With the convictions that founded the DPSO Act proceedings quashed, the Court hearing the matter was required to determine whether, upon the proper construction of the DPSO Act, the jurisdiction to make final orders under that Act remained. [14]–[15]. Difficulty arose because of differing definitions for the word “prisoner” in ss 5, 8 and 13 DPSO Act. [15]–[24]. While proceedings could only be commenced against a “prisoner” (defined as a person convicted of a serious sexual offence) under s 5 DPSO Act, once underway, s 13 DPSO Act authorised the making of final orders against a “prisoner” (there meaning simply “a person who is in the chief executive’s custody”). [16]–[24].

Although the parties agreed that the application against the respondent under the DPSO Act should be dismissed, they submitted that the dismissal could not be by consent, and required the Court to determine the appropriate outcome. [26]–[27].

Whether the respondent remained a “prisoner” under the DPSO Act

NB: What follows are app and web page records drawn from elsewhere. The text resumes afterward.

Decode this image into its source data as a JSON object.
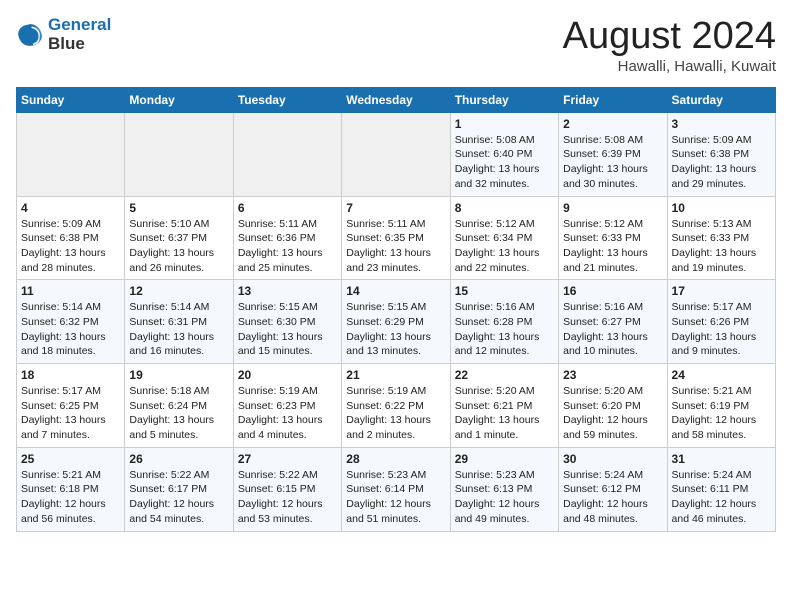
{
  "logo": {
    "line1": "General",
    "line2": "Blue"
  },
  "title": "August 2024",
  "subtitle": "Hawalli, Hawalli, Kuwait",
  "weekdays": [
    "Sunday",
    "Monday",
    "Tuesday",
    "Wednesday",
    "Thursday",
    "Friday",
    "Saturday"
  ],
  "weeks": [
    [
      {
        "day": "",
        "info": ""
      },
      {
        "day": "",
        "info": ""
      },
      {
        "day": "",
        "info": ""
      },
      {
        "day": "",
        "info": ""
      },
      {
        "day": "1",
        "info": "Sunrise: 5:08 AM\nSunset: 6:40 PM\nDaylight: 13 hours\nand 32 minutes."
      },
      {
        "day": "2",
        "info": "Sunrise: 5:08 AM\nSunset: 6:39 PM\nDaylight: 13 hours\nand 30 minutes."
      },
      {
        "day": "3",
        "info": "Sunrise: 5:09 AM\nSunset: 6:38 PM\nDaylight: 13 hours\nand 29 minutes."
      }
    ],
    [
      {
        "day": "4",
        "info": "Sunrise: 5:09 AM\nSunset: 6:38 PM\nDaylight: 13 hours\nand 28 minutes."
      },
      {
        "day": "5",
        "info": "Sunrise: 5:10 AM\nSunset: 6:37 PM\nDaylight: 13 hours\nand 26 minutes."
      },
      {
        "day": "6",
        "info": "Sunrise: 5:11 AM\nSunset: 6:36 PM\nDaylight: 13 hours\nand 25 minutes."
      },
      {
        "day": "7",
        "info": "Sunrise: 5:11 AM\nSunset: 6:35 PM\nDaylight: 13 hours\nand 23 minutes."
      },
      {
        "day": "8",
        "info": "Sunrise: 5:12 AM\nSunset: 6:34 PM\nDaylight: 13 hours\nand 22 minutes."
      },
      {
        "day": "9",
        "info": "Sunrise: 5:12 AM\nSunset: 6:33 PM\nDaylight: 13 hours\nand 21 minutes."
      },
      {
        "day": "10",
        "info": "Sunrise: 5:13 AM\nSunset: 6:33 PM\nDaylight: 13 hours\nand 19 minutes."
      }
    ],
    [
      {
        "day": "11",
        "info": "Sunrise: 5:14 AM\nSunset: 6:32 PM\nDaylight: 13 hours\nand 18 minutes."
      },
      {
        "day": "12",
        "info": "Sunrise: 5:14 AM\nSunset: 6:31 PM\nDaylight: 13 hours\nand 16 minutes."
      },
      {
        "day": "13",
        "info": "Sunrise: 5:15 AM\nSunset: 6:30 PM\nDaylight: 13 hours\nand 15 minutes."
      },
      {
        "day": "14",
        "info": "Sunrise: 5:15 AM\nSunset: 6:29 PM\nDaylight: 13 hours\nand 13 minutes."
      },
      {
        "day": "15",
        "info": "Sunrise: 5:16 AM\nSunset: 6:28 PM\nDaylight: 13 hours\nand 12 minutes."
      },
      {
        "day": "16",
        "info": "Sunrise: 5:16 AM\nSunset: 6:27 PM\nDaylight: 13 hours\nand 10 minutes."
      },
      {
        "day": "17",
        "info": "Sunrise: 5:17 AM\nSunset: 6:26 PM\nDaylight: 13 hours\nand 9 minutes."
      }
    ],
    [
      {
        "day": "18",
        "info": "Sunrise: 5:17 AM\nSunset: 6:25 PM\nDaylight: 13 hours\nand 7 minutes."
      },
      {
        "day": "19",
        "info": "Sunrise: 5:18 AM\nSunset: 6:24 PM\nDaylight: 13 hours\nand 5 minutes."
      },
      {
        "day": "20",
        "info": "Sunrise: 5:19 AM\nSunset: 6:23 PM\nDaylight: 13 hours\nand 4 minutes."
      },
      {
        "day": "21",
        "info": "Sunrise: 5:19 AM\nSunset: 6:22 PM\nDaylight: 13 hours\nand 2 minutes."
      },
      {
        "day": "22",
        "info": "Sunrise: 5:20 AM\nSunset: 6:21 PM\nDaylight: 13 hours\nand 1 minute."
      },
      {
        "day": "23",
        "info": "Sunrise: 5:20 AM\nSunset: 6:20 PM\nDaylight: 12 hours\nand 59 minutes."
      },
      {
        "day": "24",
        "info": "Sunrise: 5:21 AM\nSunset: 6:19 PM\nDaylight: 12 hours\nand 58 minutes."
      }
    ],
    [
      {
        "day": "25",
        "info": "Sunrise: 5:21 AM\nSunset: 6:18 PM\nDaylight: 12 hours\nand 56 minutes."
      },
      {
        "day": "26",
        "info": "Sunrise: 5:22 AM\nSunset: 6:17 PM\nDaylight: 12 hours\nand 54 minutes."
      },
      {
        "day": "27",
        "info": "Sunrise: 5:22 AM\nSunset: 6:15 PM\nDaylight: 12 hours\nand 53 minutes."
      },
      {
        "day": "28",
        "info": "Sunrise: 5:23 AM\nSunset: 6:14 PM\nDaylight: 12 hours\nand 51 minutes."
      },
      {
        "day": "29",
        "info": "Sunrise: 5:23 AM\nSunset: 6:13 PM\nDaylight: 12 hours\nand 49 minutes."
      },
      {
        "day": "30",
        "info": "Sunrise: 5:24 AM\nSunset: 6:12 PM\nDaylight: 12 hours\nand 48 minutes."
      },
      {
        "day": "31",
        "info": "Sunrise: 5:24 AM\nSunset: 6:11 PM\nDaylight: 12 hours\nand 46 minutes."
      }
    ]
  ]
}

Davis J highlighted that the objects of the DPSO Act referred to the Act’s concern with “a particular class of prisoner”, and noted that, having regard to the prerequisites for an application under s 5 DPSO Act, the “class” in question could only be a prisoner convicted of a serious sexual offence. [37]–[38]. His Honour reasoned that the purpose of the differing definitions of “prisoner” in ss 5 and 13 DPSO Act was clearly to ensure that proceedings brought while a person was still serving a sentence for a serious sexual offence could continue after the expiration of that term of imprisonment. [39]–[42].

Davis J identified that a literal reading, ss 8 and 13 DPSO Act did enable orders against a “prisoner” that was not convicted of a serious sexual offence, but who remained in custody for other matters even though the conviction founding an application under s 5 DPSO Act had been quashed. [43]. However, his Honour explained that it was contrary to the objects of the DPSO Act to read the Act in that manner. [44]. Davis J considered that it was clear that the DPSO Act was intended to establish a regime of preventative detention and supervision for those convicted of serious sexual offences, and that the differing definitions of “prisoner” only facilitated that process. [44].

In those circumstances, and with the respondent’s convictions quashed, Davis J held that the Court had no jurisdiction to make final orders under s 13 DPSO Act. [45]. His Honour noted that, in the event that the respondent was retried and convicted, s 5 DPSO Act would be enlivened, and the Attorney-General would be entitled to bring a further application. [45].

Orders

In the result, Davis J dismissed the application and dissolved the interim detention order. [46].

B McNamara